Madam CJ Walker Bust
Madam CJ Walker Bust

Madam CJ Walker Bust

  • Made in the U.S.A.
  • 7 1/2 inches
  • White and Bronze finished polystone available
  • Madam C.J. Walker was America's first woman self-made millionaire, an entrepreneur, and a political activist. Today, we honor her place in American history by launching our collection of Madam C.J. Walker products, created in collaboration with her great-great-granddaughter, biographer, and Foundation Board Member, A'Lelia Bundles.

    It was such a special moment in our museum store, as the collection, which has been in the works since pre-COVID, was finally unveiled and A'Lelia viewed it in person for the first time! We're so proud to have worked with a family-owned business that specializes in historic recreations. And one of our very own at the Foundation, James O'Connor, designed the motifs appearing on the scarf, bandana, and bags.
  • The daughter of slaves, Madam C. J. Walker (1867-1919) was orphaned at seven, married at 14, and a widow with a baby at 20. She spent the better part of the next two decades laboring as a washerwoman for $1.50 a week. Then—with her discovery of a revolutionary hair-care formula for black women—everything changed.

    By the time she was 40, Madam Walker was making as much money as a white corporate executive, thanks to her popular hair-care products for black women and her brilliance at marketing them. She created a workforce of sales agents that gave African American women job options other than being washerwomen or domestics.
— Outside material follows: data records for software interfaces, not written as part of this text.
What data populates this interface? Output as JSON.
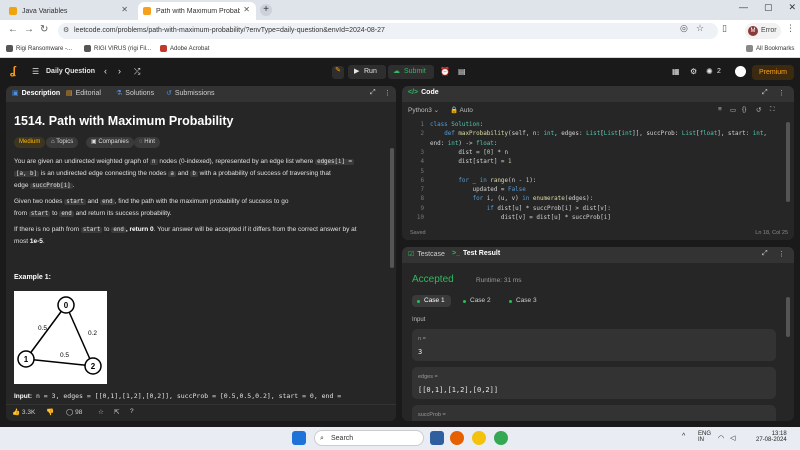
{
  "browser": {
    "tabs": [
      {
        "title": "Java Variables",
        "active": false,
        "favicon_color": "#f0a30a"
      },
      {
        "title": "Path with Maximum Probability",
        "active": true,
        "favicon_color": "#f89f1b"
      }
    ],
    "new_tab": "+",
    "url": "leetcode.com/problems/path-with-maximum-probability/?envType=daily-question&envId=2024-08-27",
    "profile_initial": "M",
    "profile_label": "Error",
    "bookmarks": [
      "Rigi Ransomware -...",
      "RIGI VIRUS (rigi Fil...",
      "Adobe Acrobat"
    ],
    "all_bookmarks": "All Bookmarks"
  },
  "lc_header": {
    "daily_question": "Daily Question",
    "run": "Run",
    "submit": "Submit",
    "streak_count": "2",
    "premium": "Premium"
  },
  "description_panel": {
    "tabs": [
      "Description",
      "Editorial",
      "Solutions",
      "Submissions"
    ],
    "title": "1514. Path with Maximum Probability",
    "chips": [
      "Medium",
      "Topics",
      "Companies",
      "Hint"
    ],
    "p1_a": "You are given an undirected weighted graph of",
    "p1_n": "n",
    "p1_b": "nodes (0-indexed), represented by an edge list where",
    "p1_edges_i": "edges[i] =",
    "p1_ab": "[a, b]",
    "p1_c": "is an undirected edge connecting the nodes",
    "p1_a_code": "a",
    "p1_and": "and",
    "p1_b_code": "b",
    "p1_d": "with a probability of success of traversing that",
    "p1_e": "edge",
    "p1_succ": "succProb[i]",
    "p1_end": ".",
    "p2_a": "Given two nodes",
    "p2_start": "start",
    "p2_and": "and",
    "p2_end_code": "end",
    "p2_b": ", find the path with the maximum probability of success to go",
    "p2_c": "from",
    "p2_start2": "start",
    "p2_to": "to",
    "p2_end2": "end",
    "p2_d": "and return its success probability.",
    "p3_a": "If there is no path from",
    "p3_start": "start",
    "p3_to": "to",
    "p3_end": "end",
    "p3_return": ", return 0",
    "p3_b": ". Your answer will be accepted if it differs from the correct answer by at",
    "p3_c": "most",
    "p3_tol": "1e-5",
    "p3_dot": ".",
    "example_title": "Example 1:",
    "graph": {
      "nodes": [
        "0",
        "1",
        "2"
      ],
      "edges": [
        "0.5",
        "0.2",
        "0.5"
      ]
    },
    "input_label": "Input:",
    "input_value": "n = 3, edges = [[0,1],[1,2],[0,2]], succProb = [0.5,0.5,0.2], start = 0, end =",
    "footer": {
      "likes": "3.3K",
      "comments": "98"
    }
  },
  "code_panel": {
    "title": "Code",
    "language": "Python3",
    "auto": "Auto",
    "lines": [
      {
        "n": "1",
        "html": "<span class='kw'>class</span> <span class='ty'>Solution</span>:"
      },
      {
        "n": "2",
        "html": "    <span class='kw'>def</span> <span class='fn'>maxProbability</span>(self, n: <span class='ty'>int</span>, edges: <span class='ty'>List</span>[<span class='ty'>List</span>[<span class='ty'>int</span>]], succProb: <span class='ty'>List</span>[<span class='ty'>float</span>], start: <span class='ty'>int</span>,"
      },
      {
        "n": "",
        "html": "end: <span class='ty'>int</span>) -> <span class='ty'>float</span>:"
      },
      {
        "n": "3",
        "html": "        dist = [<span class='nm'>0</span>] * n"
      },
      {
        "n": "4",
        "html": "        dist[start] = <span class='nm'>1</span>"
      },
      {
        "n": "5",
        "html": ""
      },
      {
        "n": "6",
        "html": "        <span class='kw'>for</span> _ <span class='kw'>in</span> <span class='fn'>range</span>(n - <span class='nm'>1</span>):"
      },
      {
        "n": "7",
        "html": "            updated = <span class='kw'>False</span>"
      },
      {
        "n": "8",
        "html": "            <span class='kw'>for</span> i, (u, v) <span class='kw'>in</span> <span class='fn'>enumerate</span>(edges):"
      },
      {
        "n": "9",
        "html": "                <span class='kw'>if</span> dist[u] * succProb[i] > dist[v]:"
      },
      {
        "n": "10",
        "html": "                    dist[v] = dist[u] * succProb[i]"
      }
    ],
    "saved": "Saved",
    "cursor": "Ln 18, Col 25"
  },
  "test_panel": {
    "tabs": [
      "Testcase",
      "Test Result"
    ],
    "status": "Accepted",
    "runtime": "Runtime: 31 ms",
    "cases": [
      "Case 1",
      "Case 2",
      "Case 3"
    ],
    "input_label": "Input",
    "inputs": [
      {
        "key": "n =",
        "value": "3"
      },
      {
        "key": "edges =",
        "value": "[[0,1],[1,2],[0,2]]"
      },
      {
        "key": "succProb =",
        "value": ""
      }
    ]
  },
  "taskbar": {
    "search": "Search",
    "lang": "ENG",
    "region": "IN",
    "time": "13:18",
    "date": "27-08-2024"
  }
}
As her prominence and wealth increased, she became a generous benefactor of black educational institutions and such a staunch supporter of the anti-lynching movement that the State Department labeled her a "race agitator" and denied her a passport in 1919.